_Directions for this task_
Please retype the entries that follow exactly as they are, leaving the images behind.

------ Task input

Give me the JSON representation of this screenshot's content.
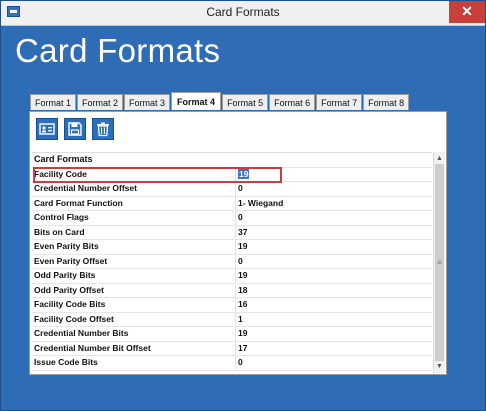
{
  "window": {
    "title": "Card Formats",
    "close_glyph": "✕"
  },
  "page": {
    "title": "Card Formats"
  },
  "tabs": [
    {
      "label": "Format 1",
      "active": false
    },
    {
      "label": "Format 2",
      "active": false
    },
    {
      "label": "Format 3",
      "active": false
    },
    {
      "label": "Format 4",
      "active": true
    },
    {
      "label": "Format 5",
      "active": false
    },
    {
      "label": "Format 6",
      "active": false
    },
    {
      "label": "Format 7",
      "active": false
    },
    {
      "label": "Format 8",
      "active": false
    }
  ],
  "toolbar": {
    "icons": [
      "id-card-icon",
      "save-icon",
      "trash-icon"
    ]
  },
  "grid": {
    "category": "Card Formats",
    "rows": [
      {
        "key": "Facility Code",
        "value": "19",
        "selected": true
      },
      {
        "key": "Credential Number Offset",
        "value": "0"
      },
      {
        "key": "Card Format Function",
        "value": "1- Wiegand"
      },
      {
        "key": "Control Flags",
        "value": "0"
      },
      {
        "key": "Bits on Card",
        "value": "37"
      },
      {
        "key": "Even Parity Bits",
        "value": "19"
      },
      {
        "key": "Even Parity Offset",
        "value": "0"
      },
      {
        "key": "Odd Parity Bits",
        "value": "19"
      },
      {
        "key": "Odd Parity Offset",
        "value": "18"
      },
      {
        "key": "Facility Code Bits",
        "value": "16"
      },
      {
        "key": "Facility Code Offset",
        "value": "1"
      },
      {
        "key": "Credential Number Bits",
        "value": "19"
      },
      {
        "key": "Credential Number Bit Offset",
        "value": "17"
      },
      {
        "key": "Issue Code Bits",
        "value": "0"
      }
    ]
  },
  "colors": {
    "background": "#2e6cb5",
    "highlight": "#d43a3a",
    "selection": "#3c73d0"
  }
}
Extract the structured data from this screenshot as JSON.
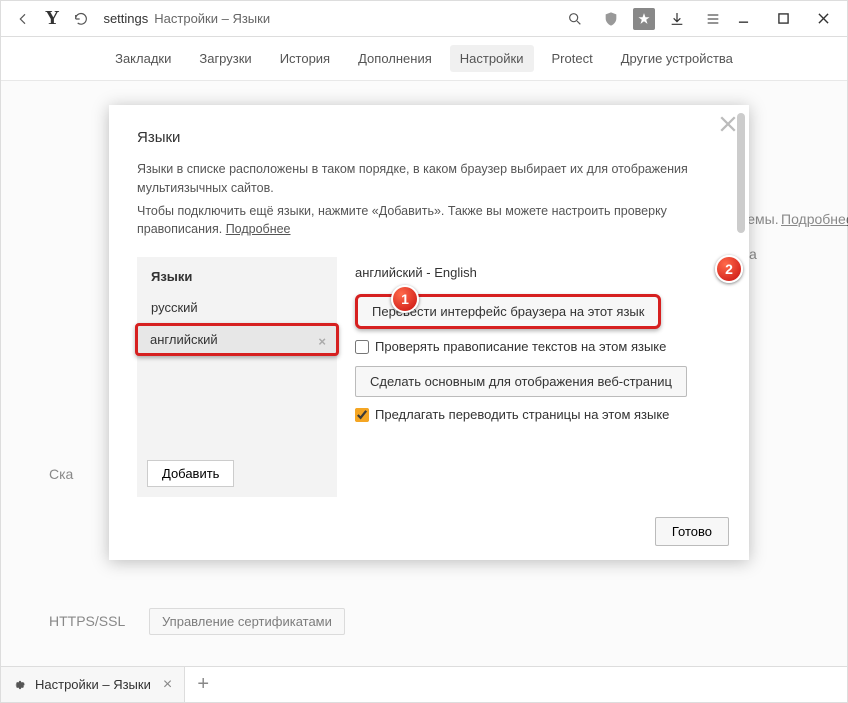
{
  "toolbar": {
    "address_prefix": "settings",
    "address_title": "Настройки – Языки"
  },
  "pagetabs": {
    "bookmarks": "Закладки",
    "downloads": "Загрузки",
    "history": "История",
    "addons": "Дополнения",
    "settings": "Настройки",
    "protect": "Protect",
    "devices": "Другие устройства"
  },
  "background": {
    "label_ska": "Ска",
    "link_more": "Подробнее",
    "label_a": "а",
    "label_temy": "темы.",
    "https": "HTTPS/SSL",
    "certbtn": "Управление сертификатами"
  },
  "modal": {
    "title": "Языки",
    "desc1": "Языки в списке расположены в таком порядке, в каком браузер выбирает их для отображения мультиязычных сайтов.",
    "desc2a": "Чтобы подключить ещё языки, нажмите «Добавить». Также вы можете настроить проверку правописания. ",
    "desc2_link": "Подробнее",
    "list_header": "Языки",
    "lang_ru": "русский",
    "lang_en": "английский",
    "add": "Добавить",
    "detail_title": "английский - English",
    "btn_translate_ui": "Перевести интерфейс браузера на этот язык",
    "chk_spellcheck": "Проверять правописание текстов на этом языке",
    "btn_main_display": "Сделать основным для отображения веб-страниц",
    "chk_offer_translate": "Предлагать переводить страницы на этом языке",
    "done": "Готово"
  },
  "callouts": {
    "one": "1",
    "two": "2"
  },
  "tabstrip": {
    "tab_title": "Настройки – Языки"
  }
}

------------

_Response below_
Give me the JSON representation of this screenshot's content.
{
  "window": {
    "title": "Card Formats",
    "close_glyph": "✕"
  },
  "page": {
    "title": "Card Formats"
  },
  "tabs": [
    {
      "label": "Format 1",
      "active": false
    },
    {
      "label": "Format 2",
      "active": false
    },
    {
      "label": "Format 3",
      "active": false
    },
    {
      "label": "Format 4",
      "active": true
    },
    {
      "label": "Format 5",
      "active": false
    },
    {
      "label": "Format 6",
      "active": false
    },
    {
      "label": "Format 7",
      "active": false
    },
    {
      "label": "Format 8",
      "active": false
    }
  ],
  "toolbar": {
    "icons": [
      "id-card-icon",
      "save-icon",
      "trash-icon"
    ]
  },
  "grid": {
    "category": "Card Formats",
    "rows": [
      {
        "key": "Facility Code",
        "value": "19",
        "selected": true
      },
      {
        "key": "Credential Number Offset",
        "value": "0"
      },
      {
        "key": "Card Format Function",
        "value": "1- Wiegand"
      },
      {
        "key": "Control Flags",
        "value": "0"
      },
      {
        "key": "Bits on Card",
        "value": "37"
      },
      {
        "key": "Even Parity Bits",
        "value": "19"
      },
      {
        "key": "Even Parity Offset",
        "value": "0"
      },
      {
        "key": "Odd Parity Bits",
        "value": "19"
      },
      {
        "key": "Odd Parity Offset",
        "value": "18"
      },
      {
        "key": "Facility Code Bits",
        "value": "16"
      },
      {
        "key": "Facility Code Offset",
        "value": "1"
      },
      {
        "key": "Credential Number Bits",
        "value": "19"
      },
      {
        "key": "Credential Number Bit Offset",
        "value": "17"
      },
      {
        "key": "Issue Code Bits",
        "value": "0"
      }
    ]
  },
  "colors": {
    "background": "#2e6cb5",
    "highlight": "#d43a3a",
    "selection": "#3c73d0"
  }
}
Extract the structured data from this screenshot as JSON.
{
  "toolbar": {
    "address_prefix": "settings",
    "address_title": "Настройки – Языки"
  },
  "pagetabs": {
    "bookmarks": "Закладки",
    "downloads": "Загрузки",
    "history": "История",
    "addons": "Дополнения",
    "settings": "Настройки",
    "protect": "Protect",
    "devices": "Другие устройства"
  },
  "background": {
    "label_ska": "Ска",
    "link_more": "Подробнее",
    "label_a": "а",
    "label_temy": "темы.",
    "https": "HTTPS/SSL",
    "certbtn": "Управление сертификатами"
  },
  "modal": {
    "title": "Языки",
    "desc1": "Языки в списке расположены в таком порядке, в каком браузер выбирает их для отображения мультиязычных сайтов.",
    "desc2a": "Чтобы подключить ещё языки, нажмите «Добавить». Также вы можете настроить проверку правописания. ",
    "desc2_link": "Подробнее",
    "list_header": "Языки",
    "lang_ru": "русский",
    "lang_en": "английский",
    "add": "Добавить",
    "detail_title": "английский - English",
    "btn_translate_ui": "Перевести интерфейс браузера на этот язык",
    "chk_spellcheck": "Проверять правописание текстов на этом языке",
    "btn_main_display": "Сделать основным для отображения веб-страниц",
    "chk_offer_translate": "Предлагать переводить страницы на этом языке",
    "done": "Готово"
  },
  "callouts": {
    "one": "1",
    "two": "2"
  },
  "tabstrip": {
    "tab_title": "Настройки – Языки"
  }
}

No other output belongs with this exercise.